Tim and Tom were equals. If you asked them they’d agree and anyone else would have the same conclusion. They were hired on at the company the same day, they’d made an equal number of sales and had made the same amount of money for the company as the other. They were equals.
Which is what made it puzzling when Tim was promoted and Tom wasn’t. Tom felt underappreciated, undervalued. They were equals but they were not treated that way.
We tend to be OK when people more skilled than us move up in their particular field. That’s the way it’s supposed to work! The better musician sits in the first chair, the better athlete makes the team or the starting lineup. But when it’s our equal that gets the special treatment, that’s when the “unfair” alarms in our head start to go off. We think we deserve fair treatment and when we sense treatment that is less than fair, we get upset and feel abused.
It’s really our sinful nature that demands that we receive equal treatment. We puff ourselves up with pride and can’t imagine anyone seeing anything in us that is less than the best. We bloat with pride and arrogance and think that everyone else is inferior. And often that pride impacts the way we look at God and the way that we think God should look at us. We feel better than others and think that God should feel the same way.
But the sad reality is that we are all sinful. There is no one better than anyone else–we are all equal–equally sinful, equally deserving of death and hell.
But God sent one who was not our equal. Jesus was far better than us in every way. He was better than everyone and equal to God the Father, yet he set that rightful equality aside and became like us. He became like a servant and placed himself under us, under our laws, under our temptations. He gave up heaven to come to our earth and suffer our hell in our place. He lived a perfectly holy life, and yet wasn’t filled with pride about his accomplishments. Though he was the one who could rightfully boast about what he had done, he didn’t. Instead he quietly went about the work of being the world’s Savior. He humbled himself even to the cross for our sins, even to death to save us. And he did it to show his love.
For the times when we are prideful, we have a humble Savior.
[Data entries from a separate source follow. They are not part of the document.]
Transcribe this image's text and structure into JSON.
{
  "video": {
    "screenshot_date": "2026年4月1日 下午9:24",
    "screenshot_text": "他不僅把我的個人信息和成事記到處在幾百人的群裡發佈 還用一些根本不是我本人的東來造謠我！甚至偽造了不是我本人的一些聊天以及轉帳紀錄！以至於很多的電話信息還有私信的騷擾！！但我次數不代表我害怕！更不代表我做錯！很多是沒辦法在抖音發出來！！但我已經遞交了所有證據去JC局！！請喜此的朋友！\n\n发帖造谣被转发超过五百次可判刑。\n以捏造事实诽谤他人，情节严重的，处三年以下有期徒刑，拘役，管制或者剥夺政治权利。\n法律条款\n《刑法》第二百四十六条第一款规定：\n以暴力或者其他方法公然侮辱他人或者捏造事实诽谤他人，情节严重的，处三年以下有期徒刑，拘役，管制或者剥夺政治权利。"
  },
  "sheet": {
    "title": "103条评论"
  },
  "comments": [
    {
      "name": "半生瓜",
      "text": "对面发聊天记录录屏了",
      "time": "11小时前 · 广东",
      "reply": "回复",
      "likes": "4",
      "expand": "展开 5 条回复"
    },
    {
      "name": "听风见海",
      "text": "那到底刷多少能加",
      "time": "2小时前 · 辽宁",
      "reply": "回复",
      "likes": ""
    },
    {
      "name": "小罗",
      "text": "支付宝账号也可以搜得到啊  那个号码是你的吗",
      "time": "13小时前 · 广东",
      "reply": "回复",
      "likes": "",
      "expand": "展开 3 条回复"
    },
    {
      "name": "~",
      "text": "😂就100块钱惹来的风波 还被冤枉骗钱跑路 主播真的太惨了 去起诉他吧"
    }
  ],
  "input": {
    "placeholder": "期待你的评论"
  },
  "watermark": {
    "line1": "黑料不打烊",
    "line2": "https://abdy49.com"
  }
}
For the times that we are full of ourselves, we have a God who emptied himself for us. For the times when we are weak, we have a Savior who is strong—strong to save.